Bridgerton Star’s Mother Blackmailed by Catholic Missionaries in Zimbabwe
Zimbabwe-born English actor Rege-Jean Page, the heartthrob star of the hit Netflix series Bridgerton, revealed a heartbreaking story about his mother’s struggles growing up in Zimbabwe and how she was blackmailed by British Catholic missionaries when she was just five years old.
The Missionaries’ Demands
According to Page, his mother was told that she couldn’t attend school unless she forgot her African name and took on a Christian saint’s name instead. She was to go home and pick a saint, then never speak her first name to them again. This was an attempt to strip her of her cultural identity and force her to conform to the missionaries’ standards.
In his poem, Page writes, “I think they called this charity. I think they call this a virtue. I’m pretty sure I heard it called liberation.” These powerful lines speak to the hypocrisy of the missionaries’ actions, which were anything but charitable or virtuous.

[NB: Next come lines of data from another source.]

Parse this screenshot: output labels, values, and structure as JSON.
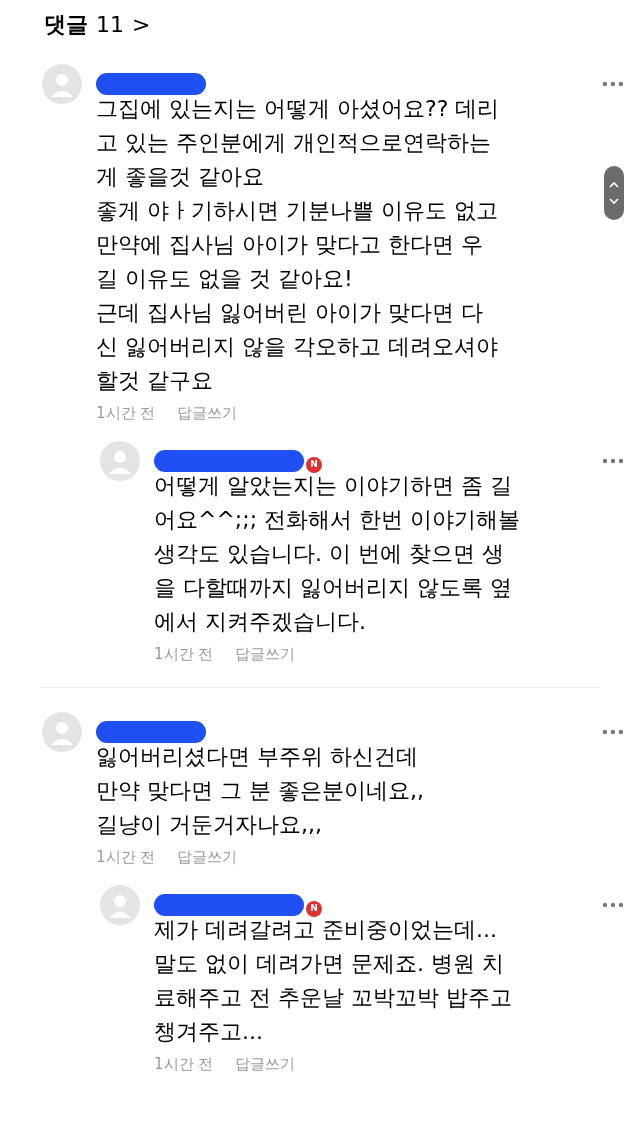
{
  "header": {
    "title": "댓글",
    "count": "11",
    "chevron": ">"
  },
  "threads": [
    {
      "comment": {
        "body": "그집에 있는지는 어떻게 아셨어요?? 데리\n고 있는 주인분에게 개인적으로연락하는\n게 좋을것 같아요\n좋게 야ㅏ기하시면 기분나쁠 이유도 없고\n만약에 집사님 아이가 맞다고 한다면 우\n길 이유도 없을 것 같아요!\n근데 집사님 잃어버린 아이가 맞다면 다\n신 잃어버리지 않을 각오하고 데려오셔야\n할것 같구요",
        "time": "1시간 전",
        "reply": "답글쓰기"
      },
      "replies": [
        {
          "badge": "N",
          "body": "어떻게 알았는지는 이야기하면 좀 길\n어요^^;;; 전화해서 한번 이야기해볼\n생각도 있습니다. 이 번에 찾으면 생\n을 다할때까지 잃어버리지 않도록 옆\n에서 지켜주겠습니다.",
          "time": "1시간 전",
          "reply": "답글쓰기"
        }
      ]
    },
    {
      "comment": {
        "body": "잃어버리셨다면 부주위 하신건데\n만약 맞다면 그 분 좋은분이네요,,\n길냥이 거둔거자나요,,,",
        "time": "1시간 전",
        "reply": "답글쓰기"
      },
      "replies": [
        {
          "badge": "N",
          "body": "제가 데려갈려고 준비중이었는데...\n말도 없이 데려가면 문제죠. 병원 치\n료해주고 전 추운날 꼬박꼬박 밥주고\n챙겨주고...",
          "time": "1시간 전",
          "reply": "답글쓰기"
        }
      ]
    }
  ]
}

A Story of Strength and Resilience
Despite this traumatic experience, Page’s mother showed incredible strength and resilience. She walked seven miles barefoot to the nearest school, determined to get an education. Her first name remains a secret to this day, unused even by her family and absent from any official documents.

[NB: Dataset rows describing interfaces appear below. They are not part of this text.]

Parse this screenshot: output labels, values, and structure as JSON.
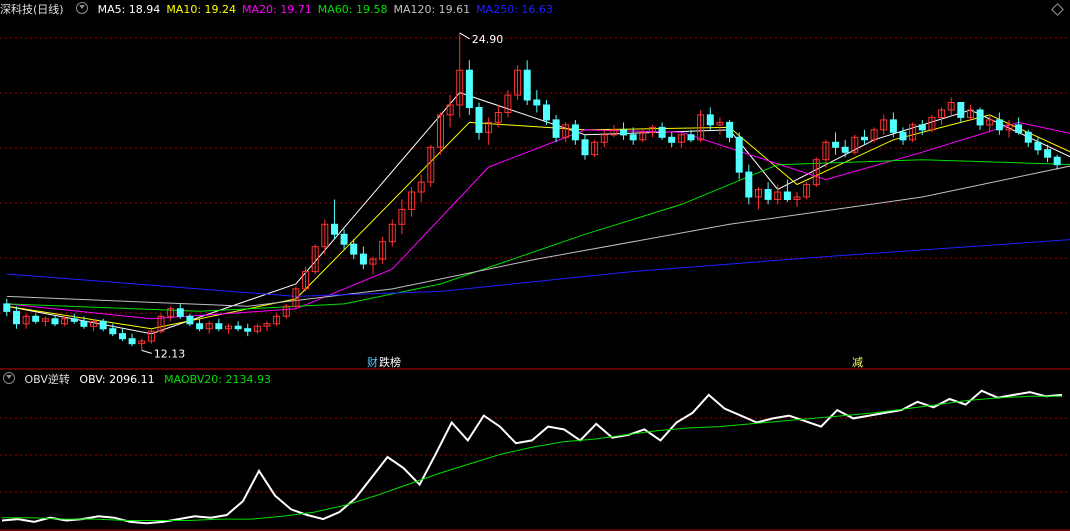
{
  "header": {
    "stock_title": "深科技(日线)",
    "ma_labels": [
      {
        "text": "MA5: 18.94",
        "color": "#ffffff"
      },
      {
        "text": "MA10: 19.24",
        "color": "#ffff00"
      },
      {
        "text": "MA20: 19.71",
        "color": "#ff00ff"
      },
      {
        "text": "MA60: 19.58",
        "color": "#00e000"
      },
      {
        "text": "MA120: 19.61",
        "color": "#c0c0c0"
      },
      {
        "text": "MA250: 16.63",
        "color": "#2020ff"
      }
    ]
  },
  "indicator_header": {
    "name": "OBV逆转",
    "obv": "OBV: 2096.11",
    "maobv": "MAOBV20: 2134.93",
    "obv_color": "#ffffff",
    "maobv_color": "#00e000"
  },
  "annotations": {
    "high_label": "24.90",
    "low_label": "12.13",
    "event1_a": "财",
    "event1_b": "跌榜",
    "event2": "减"
  },
  "colors": {
    "up": "#ff3232",
    "down": "#54ffff",
    "grid": "#a00000",
    "divider": "#c00000"
  },
  "chart_data": [
    {
      "type": "candlestick",
      "title": "深科技(日线)",
      "price_range_estimate": [
        11.5,
        25.5
      ],
      "high": 24.9,
      "low": 12.13,
      "candles_ohlc_estimate": [
        [
          14.0,
          14.2,
          13.5,
          13.7
        ],
        [
          13.7,
          13.9,
          13.0,
          13.2
        ],
        [
          13.2,
          13.6,
          13.0,
          13.5
        ],
        [
          13.5,
          13.6,
          13.2,
          13.3
        ],
        [
          13.3,
          13.5,
          13.1,
          13.4
        ],
        [
          13.4,
          13.5,
          13.1,
          13.2
        ],
        [
          13.2,
          13.5,
          13.1,
          13.4
        ],
        [
          13.4,
          13.6,
          13.2,
          13.3
        ],
        [
          13.3,
          13.5,
          13.0,
          13.1
        ],
        [
          13.1,
          13.4,
          12.9,
          13.3
        ],
        [
          13.3,
          13.4,
          12.9,
          13.0
        ],
        [
          13.0,
          13.2,
          12.7,
          12.8
        ],
        [
          12.8,
          13.0,
          12.5,
          12.6
        ],
        [
          12.6,
          12.8,
          12.3,
          12.4
        ],
        [
          12.4,
          12.6,
          12.13,
          12.5
        ],
        [
          12.5,
          13.0,
          12.4,
          12.9
        ],
        [
          12.9,
          13.6,
          12.8,
          13.5
        ],
        [
          13.5,
          13.9,
          13.3,
          13.8
        ],
        [
          13.8,
          14.0,
          13.4,
          13.5
        ],
        [
          13.5,
          13.6,
          13.1,
          13.2
        ],
        [
          13.2,
          13.4,
          12.9,
          13.0
        ],
        [
          13.0,
          13.3,
          12.8,
          13.2
        ],
        [
          13.2,
          13.4,
          12.9,
          13.0
        ],
        [
          13.0,
          13.2,
          12.8,
          13.1
        ],
        [
          13.1,
          13.3,
          12.9,
          13.0
        ],
        [
          13.0,
          13.2,
          12.7,
          12.9
        ],
        [
          12.9,
          13.2,
          12.8,
          13.1
        ],
        [
          13.1,
          13.3,
          12.9,
          13.2
        ],
        [
          13.2,
          13.6,
          13.1,
          13.5
        ],
        [
          13.5,
          14.0,
          13.4,
          13.9
        ],
        [
          13.9,
          14.7,
          13.8,
          14.6
        ],
        [
          14.6,
          15.5,
          14.5,
          15.3
        ],
        [
          15.3,
          16.4,
          15.2,
          16.3
        ],
        [
          16.3,
          17.4,
          16.0,
          17.2
        ],
        [
          17.2,
          18.2,
          16.6,
          16.8
        ],
        [
          16.8,
          17.0,
          16.2,
          16.4
        ],
        [
          16.4,
          16.6,
          15.8,
          16.0
        ],
        [
          16.0,
          16.3,
          15.4,
          15.6
        ],
        [
          15.6,
          15.9,
          15.2,
          15.8
        ],
        [
          15.8,
          16.7,
          15.6,
          16.5
        ],
        [
          16.5,
          17.4,
          16.3,
          17.2
        ],
        [
          17.2,
          18.2,
          16.8,
          17.8
        ],
        [
          17.8,
          18.7,
          17.5,
          18.5
        ],
        [
          18.5,
          19.2,
          18.1,
          18.9
        ],
        [
          18.9,
          20.4,
          18.7,
          20.3
        ],
        [
          20.3,
          21.7,
          20.0,
          21.6
        ],
        [
          21.6,
          22.4,
          21.1,
          22.0
        ],
        [
          22.0,
          24.9,
          21.5,
          23.4
        ],
        [
          23.4,
          23.8,
          21.6,
          21.9
        ],
        [
          21.9,
          22.1,
          20.6,
          20.9
        ],
        [
          20.9,
          21.5,
          20.4,
          21.3
        ],
        [
          21.3,
          22.0,
          21.1,
          21.7
        ],
        [
          21.7,
          22.6,
          21.5,
          22.4
        ],
        [
          22.4,
          23.6,
          22.2,
          23.4
        ],
        [
          23.4,
          23.8,
          22.0,
          22.2
        ],
        [
          22.2,
          22.6,
          21.7,
          22.0
        ],
        [
          22.0,
          22.2,
          21.2,
          21.4
        ],
        [
          21.4,
          21.6,
          20.5,
          20.7
        ],
        [
          20.7,
          21.3,
          20.5,
          21.2
        ],
        [
          21.2,
          21.4,
          20.4,
          20.6
        ],
        [
          20.6,
          20.8,
          19.8,
          20.0
        ],
        [
          20.0,
          20.6,
          19.9,
          20.5
        ],
        [
          20.5,
          21.0,
          20.3,
          20.8
        ],
        [
          20.8,
          21.2,
          20.7,
          21.0
        ],
        [
          21.0,
          21.3,
          20.6,
          20.8
        ],
        [
          20.8,
          21.1,
          20.4,
          20.6
        ],
        [
          20.6,
          21.0,
          20.5,
          20.9
        ],
        [
          20.9,
          21.2,
          20.7,
          21.1
        ],
        [
          21.1,
          21.3,
          20.6,
          20.7
        ],
        [
          20.7,
          20.9,
          20.3,
          20.5
        ],
        [
          20.5,
          20.9,
          20.3,
          20.8
        ],
        [
          20.8,
          21.0,
          20.5,
          20.6
        ],
        [
          20.6,
          21.8,
          20.5,
          21.6
        ],
        [
          21.6,
          21.9,
          21.0,
          21.2
        ],
        [
          21.2,
          21.5,
          20.8,
          21.3
        ],
        [
          21.3,
          21.4,
          20.5,
          20.7
        ],
        [
          20.7,
          20.9,
          19.0,
          19.3
        ],
        [
          19.3,
          19.6,
          18.0,
          18.3
        ],
        [
          18.3,
          18.7,
          17.8,
          18.6
        ],
        [
          18.6,
          18.9,
          18.0,
          18.2
        ],
        [
          18.2,
          18.8,
          18.0,
          18.5
        ],
        [
          18.5,
          19.0,
          18.1,
          18.2
        ],
        [
          18.2,
          18.5,
          17.9,
          18.3
        ],
        [
          18.3,
          18.9,
          18.2,
          18.8
        ],
        [
          18.8,
          19.9,
          18.7,
          19.8
        ],
        [
          19.8,
          20.6,
          19.5,
          20.5
        ],
        [
          20.5,
          20.9,
          20.0,
          20.3
        ],
        [
          20.3,
          20.6,
          19.9,
          20.1
        ],
        [
          20.1,
          20.8,
          20.0,
          20.7
        ],
        [
          20.7,
          21.0,
          20.4,
          20.6
        ],
        [
          20.6,
          21.1,
          20.5,
          21.0
        ],
        [
          21.0,
          21.6,
          20.8,
          21.4
        ],
        [
          21.4,
          21.7,
          20.7,
          20.9
        ],
        [
          20.9,
          21.1,
          20.4,
          20.6
        ],
        [
          20.6,
          21.3,
          20.5,
          21.2
        ],
        [
          21.2,
          21.4,
          20.8,
          21.0
        ],
        [
          21.0,
          21.6,
          20.9,
          21.5
        ],
        [
          21.5,
          21.9,
          21.2,
          21.8
        ],
        [
          21.8,
          22.3,
          21.6,
          22.1
        ],
        [
          22.1,
          22.1,
          21.3,
          21.5
        ],
        [
          21.5,
          22.0,
          21.4,
          21.8
        ],
        [
          21.8,
          21.9,
          21.0,
          21.2
        ],
        [
          21.2,
          21.6,
          20.9,
          21.4
        ],
        [
          21.4,
          21.7,
          20.8,
          21.0
        ],
        [
          21.0,
          21.4,
          20.7,
          21.2
        ],
        [
          21.2,
          21.5,
          20.8,
          20.9
        ],
        [
          20.9,
          21.0,
          20.3,
          20.5
        ],
        [
          20.5,
          20.7,
          20.0,
          20.2
        ],
        [
          20.2,
          20.4,
          19.7,
          19.9
        ],
        [
          19.9,
          20.0,
          19.4,
          19.6
        ]
      ],
      "moving_averages_estimate": {
        "MA5": [
          [
            0,
            13.9
          ],
          [
            15,
            12.8
          ],
          [
            30,
            14.8
          ],
          [
            47,
            22.5
          ],
          [
            60,
            20.8
          ],
          [
            75,
            21.0
          ],
          [
            80,
            18.6
          ],
          [
            90,
            20.6
          ],
          [
            100,
            21.8
          ],
          [
            111,
            19.8
          ]
        ],
        "MA10": [
          [
            0,
            13.9
          ],
          [
            15,
            13.0
          ],
          [
            30,
            14.2
          ],
          [
            48,
            21.3
          ],
          [
            60,
            21.0
          ],
          [
            75,
            21.1
          ],
          [
            82,
            18.8
          ],
          [
            92,
            20.6
          ],
          [
            102,
            21.6
          ],
          [
            111,
            20.0
          ]
        ],
        "MA20": [
          [
            0,
            14.0
          ],
          [
            15,
            13.4
          ],
          [
            30,
            13.8
          ],
          [
            40,
            15.4
          ],
          [
            50,
            19.5
          ],
          [
            60,
            21.0
          ],
          [
            70,
            20.9
          ],
          [
            85,
            19.0
          ],
          [
            95,
            20.1
          ],
          [
            105,
            21.3
          ],
          [
            111,
            20.8
          ]
        ],
        "MA60": [
          [
            0,
            14.0
          ],
          [
            20,
            13.7
          ],
          [
            35,
            14.0
          ],
          [
            45,
            14.8
          ],
          [
            60,
            16.8
          ],
          [
            70,
            18.0
          ],
          [
            80,
            19.6
          ],
          [
            95,
            19.8
          ],
          [
            111,
            19.6
          ]
        ],
        "MA120": [
          [
            0,
            14.3
          ],
          [
            25,
            13.9
          ],
          [
            40,
            14.6
          ],
          [
            55,
            15.8
          ],
          [
            75,
            17.2
          ],
          [
            95,
            18.3
          ],
          [
            111,
            19.6
          ]
        ],
        "MA250": [
          [
            0,
            15.2
          ],
          [
            30,
            14.3
          ],
          [
            45,
            14.5
          ],
          [
            65,
            15.3
          ],
          [
            85,
            15.9
          ],
          [
            111,
            16.6
          ]
        ]
      }
    },
    {
      "type": "line",
      "title": "OBV逆转",
      "series": [
        {
          "name": "OBV",
          "values": [
            0.04,
            0.05,
            0.03,
            0.06,
            0.04,
            0.05,
            0.07,
            0.06,
            0.03,
            0.02,
            0.03,
            0.05,
            0.07,
            0.06,
            0.08,
            0.18,
            0.4,
            0.22,
            0.12,
            0.08,
            0.05,
            0.1,
            0.2,
            0.35,
            0.5,
            0.42,
            0.3,
            0.52,
            0.75,
            0.62,
            0.8,
            0.72,
            0.6,
            0.62,
            0.72,
            0.7,
            0.62,
            0.74,
            0.64,
            0.66,
            0.7,
            0.62,
            0.75,
            0.82,
            0.95,
            0.85,
            0.8,
            0.75,
            0.78,
            0.8,
            0.76,
            0.72,
            0.84,
            0.78,
            0.8,
            0.82,
            0.84,
            0.9,
            0.86,
            0.92,
            0.88,
            0.98,
            0.93,
            0.95,
            0.97,
            0.94,
            0.95
          ]
        },
        {
          "name": "MAOBV20",
          "values": [
            0.06,
            0.06,
            0.05,
            0.05,
            0.04,
            0.04,
            0.04,
            0.05,
            0.05,
            0.07,
            0.1,
            0.15,
            0.22,
            0.3,
            0.38,
            0.45,
            0.52,
            0.57,
            0.61,
            0.63,
            0.66,
            0.69,
            0.71,
            0.72,
            0.74,
            0.76,
            0.78,
            0.8,
            0.82,
            0.85,
            0.88,
            0.91,
            0.93,
            0.94,
            0.94
          ]
        }
      ]
    }
  ]
}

Page’s moving tribute to his mother shows how her bravery and determination have been passed down to her children.
Rege-Jean Page’s Original Post In Its Full Entirety

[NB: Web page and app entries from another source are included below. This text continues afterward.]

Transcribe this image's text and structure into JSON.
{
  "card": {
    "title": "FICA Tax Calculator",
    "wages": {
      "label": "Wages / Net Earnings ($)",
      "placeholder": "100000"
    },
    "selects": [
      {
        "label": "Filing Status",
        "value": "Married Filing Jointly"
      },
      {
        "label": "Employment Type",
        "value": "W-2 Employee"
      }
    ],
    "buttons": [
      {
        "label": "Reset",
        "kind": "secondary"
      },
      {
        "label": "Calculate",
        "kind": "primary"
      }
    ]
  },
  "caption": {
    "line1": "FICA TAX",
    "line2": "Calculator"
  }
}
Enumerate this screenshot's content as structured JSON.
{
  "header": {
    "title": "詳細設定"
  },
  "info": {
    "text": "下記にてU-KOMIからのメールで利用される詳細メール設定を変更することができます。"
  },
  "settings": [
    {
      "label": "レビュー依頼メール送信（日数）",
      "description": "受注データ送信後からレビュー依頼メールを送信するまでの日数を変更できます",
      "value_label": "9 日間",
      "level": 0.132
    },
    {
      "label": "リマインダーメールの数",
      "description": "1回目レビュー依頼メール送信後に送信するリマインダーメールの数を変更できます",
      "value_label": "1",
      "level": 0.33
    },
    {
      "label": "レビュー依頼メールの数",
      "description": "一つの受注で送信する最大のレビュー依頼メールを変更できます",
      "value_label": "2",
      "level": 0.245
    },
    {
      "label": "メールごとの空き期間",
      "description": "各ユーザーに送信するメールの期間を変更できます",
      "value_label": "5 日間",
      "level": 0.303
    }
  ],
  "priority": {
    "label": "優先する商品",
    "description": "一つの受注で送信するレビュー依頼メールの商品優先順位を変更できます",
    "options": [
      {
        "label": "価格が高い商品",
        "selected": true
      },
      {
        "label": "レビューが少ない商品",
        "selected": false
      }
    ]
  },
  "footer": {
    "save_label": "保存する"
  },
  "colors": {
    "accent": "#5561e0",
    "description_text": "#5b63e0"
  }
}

At 5 years old, my mother was blackmailed by British catholic missionaries.
But we’ll get to that. I want to give a quick bit of… air to this recurring moment in my life:
Is that your real name?
Is that what it says on your passport?
(What I don’t say:
Who the fuck are you to ask me that? For official proof – from the British Government – that I’m not lying – to you – about my name.
What the British government think’s my name is has very little to do with what my name is anyway.
What you get to call me.
At 5 years old, my mother was blackmailed by British, catholic missionaries.
They said she could not come to school. Their school. Theirs were the only schools for literally 100 miles – and she walked 7 miles to their nearest school, bare foot, from the village anyway. Because school was really, really important.
They said she could not come to school and get an education unless she forgot her heathen African name and took on a Christian saint’s name. A name they knew and understood. A name they chose. She was to go home and pick a saint, then never speak her first name to them again.
I think they called this charity.
I think they call this a virtue.
I’m pretty sure I heard it called liberation.
Her first name, to this day is a secret.
Unused, even by her family. Even by me. Unappearing on any official document, Zimbabwean or British.
It is not on her passport.
You get to call me, what I tell you to call me.
I name me, not you.
It is my name, not yours.
My name. Is Wohdeipha Daphuque Ayseyidis.)
…Yes. That’s what’s on my passport.
It’s not spelt like the music though.